Bourdeaux’s court filing argues that Gwinnett’s rejection of such ballots violates federal law since those voters were already previously determined to be eligible. She said the county should accept and count those ballots.
The suit is seeking to block Gwinnett from certifying its election results as initially planned on Tuesday afternoon in order to give the county time to count the absentee ballots.
Bourdeaux on Monday didn't say directly whether she saw a path to victory in the roughly 3,200 ballots highlighted by her campaign -- portions of Gwinnett also fall within the 4th and 10th Congressional Districts -- but suggested that because approximately two-thirds of the discarded absentee ballots were filed by immigrants and ethnic minorities, they could favor her.
"We need to stop the practice of disenfranchising people in Gwinnett County," Bourdeaux said.
Under the microscope
Gwinnett has been the subject of scrutiny this election season over several voter access issues.
The Gwinnett County elections board held a closed-door meeting on Friday to discuss matters related to the ongoing absentee ballot litigation.
Election board chairman Stephen Day declined to talk specifics following the emergency meeting, but it was held one day after the American Civil Liberties Union issued a new press release taking issue with Gwinnett’s rejection of absentee ballot rejections based on missing birth date information.
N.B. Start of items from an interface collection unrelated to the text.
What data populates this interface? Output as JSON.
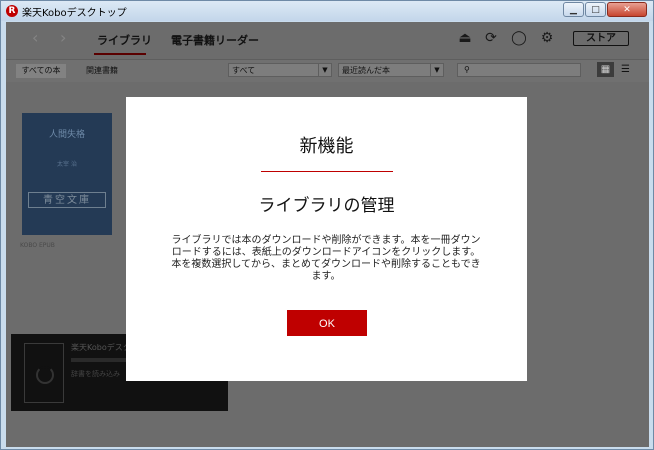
{
  "window": {
    "title": "楽天Koboデスクトップ",
    "app_icon": "R",
    "buttons": {
      "minimize": "▁",
      "maximize": "□",
      "close": "✕"
    }
  },
  "topnav": {
    "back_icon": "‹",
    "forward_icon": "›",
    "tabs": [
      {
        "label": "ライブラリ",
        "active": true
      },
      {
        "label": "電子書籍リーダー",
        "active": false
      }
    ],
    "icons": {
      "eject": "⏏",
      "sync": "⟳",
      "account": "◯",
      "settings": "⚙"
    },
    "store_label": "ストア"
  },
  "filterbar": {
    "all_books": "すべての本",
    "related": "関連書籍",
    "filter_value": "すべて",
    "sort_value": "最近読んだ本",
    "dropdown_arrow": "▼",
    "search_icon": "⚲",
    "view_grid": "▦",
    "view_list": "☰"
  },
  "book": {
    "title": "人間失格",
    "author": "太宰 治",
    "publisher": "青空文庫",
    "format": "KOBO EPUB"
  },
  "download": {
    "title": "楽天Koboデスク",
    "status": "辞書を読み込み"
  },
  "modal": {
    "heading": "新機能",
    "title": "ライブラリの管理",
    "body": "ライブラリでは本のダウンロードや削除ができます。本を一冊ダウンロードするには、表紙上のダウンロードアイコンをクリックします。本を複数選択してから、まとめてダウンロードや削除することもできます。",
    "ok": "OK"
  },
  "colors": {
    "accent": "#bf0000",
    "overlay_bg": "#6c6c6c",
    "modal_bg": "#ffffff"
  }
}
That came more than two weeks after a U.S. District Court judge issued an injunction in a lawsuit led by the ACLU that ordered Gwinnett — and every other county in Georgia — to allow voters rejected on such basis new opportunities to have their ballots counted.
Day, a Democrat, said after the meeting that nothing had changed in the way Gwinnett would evaluate ballots. He has defended Gwinnett’s election staff but also called for clearer guidelines to be established.
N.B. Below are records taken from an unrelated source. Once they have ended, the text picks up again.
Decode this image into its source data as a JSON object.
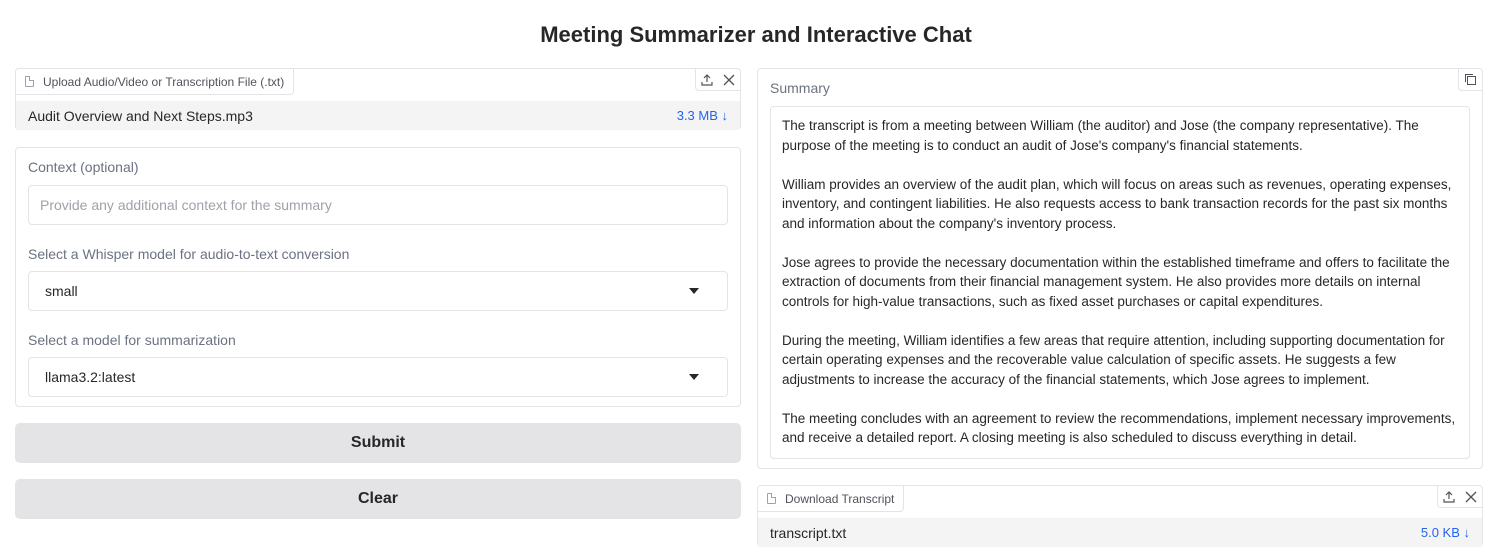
{
  "page": {
    "title": "Meeting Summarizer and Interactive Chat"
  },
  "upload": {
    "tab_label": "Upload Audio/Video or Transcription File (.txt)",
    "file_name": "Audit Overview and Next Steps.mp3",
    "file_size": "3.3 MB ↓",
    "upload_icon": "upload-icon",
    "close_icon": "close-icon"
  },
  "form": {
    "context_label": "Context (optional)",
    "context_placeholder": "Provide any additional context for the summary",
    "context_value": "",
    "whisper_label": "Select a Whisper model for audio-to-text conversion",
    "whisper_value": "small",
    "summ_label": "Select a model for summarization",
    "summ_value": "llama3.2:latest"
  },
  "buttons": {
    "submit": "Submit",
    "clear": "Clear"
  },
  "summary": {
    "label": "Summary",
    "paragraphs": [
      "The transcript is from a meeting between William (the auditor) and Jose (the company representative). The purpose of the meeting is to conduct an audit of Jose's company's financial statements.",
      "William provides an overview of the audit plan, which will focus on areas such as revenues, operating expenses, inventory, and contingent liabilities. He also requests access to bank transaction records for the past six months and information about the company's inventory process.",
      "Jose agrees to provide the necessary documentation within the established timeframe and offers to facilitate the extraction of documents from their financial management system. He also provides more details on internal controls for high-value transactions, such as fixed asset purchases or capital expenditures.",
      "During the meeting, William identifies a few areas that require attention, including supporting documentation for certain operating expenses and the recoverable value calculation of specific assets. He suggests a few adjustments to increase the accuracy of the financial statements, which Jose agrees to implement.",
      "The meeting concludes with an agreement to review the recommendations, implement necessary improvements, and receive a detailed report. A closing meeting is also scheduled to discuss everything in detail."
    ]
  },
  "download": {
    "tab_label": "Download Transcript",
    "file_name": "transcript.txt",
    "file_size": "5.0 KB ↓"
  },
  "colors": {
    "accent_link": "#2563eb",
    "button_bg": "#e4e4e7",
    "border": "#e4e4e7"
  }
}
“We welcome any effort by the legislature or the new secretary of state, whoever that winds up being, in making the laws clear and precise and easily interpretable, as far as how elections divisions such as ours operate and deal with issues of data and what’s valid and what’s invalid,” Day said Friday. “All we want to do is operate exactly on the same interpretive playing field as everybody else.”
The front lines of the 7th District fight shifted from provisional to absentee ballots over the weekend. Bourdeaux’s campaign took to social media last week urging voters who had filed provisional ballots to resolve any eligibility questions with the county before the Friday evening deadline.
Forsyth County reported on Friday that all its votes had been tallied.
Woodall last week expressed cautious optimism that the contest would continue to trend his way.
“We’re going to make sure that every vote gets counted, that every issue is going to be resolved,” he said in an interview Wednesday. “And at the end of the day we’re going to have a count and I’m going to be prepared to live with that count.”
The 7th District is Georgia’s last unresolved congressional race after U.S. Rep. Karen Handel conceded to Democratic challenger Lucy McBath in the nearby 6th District last Thursday.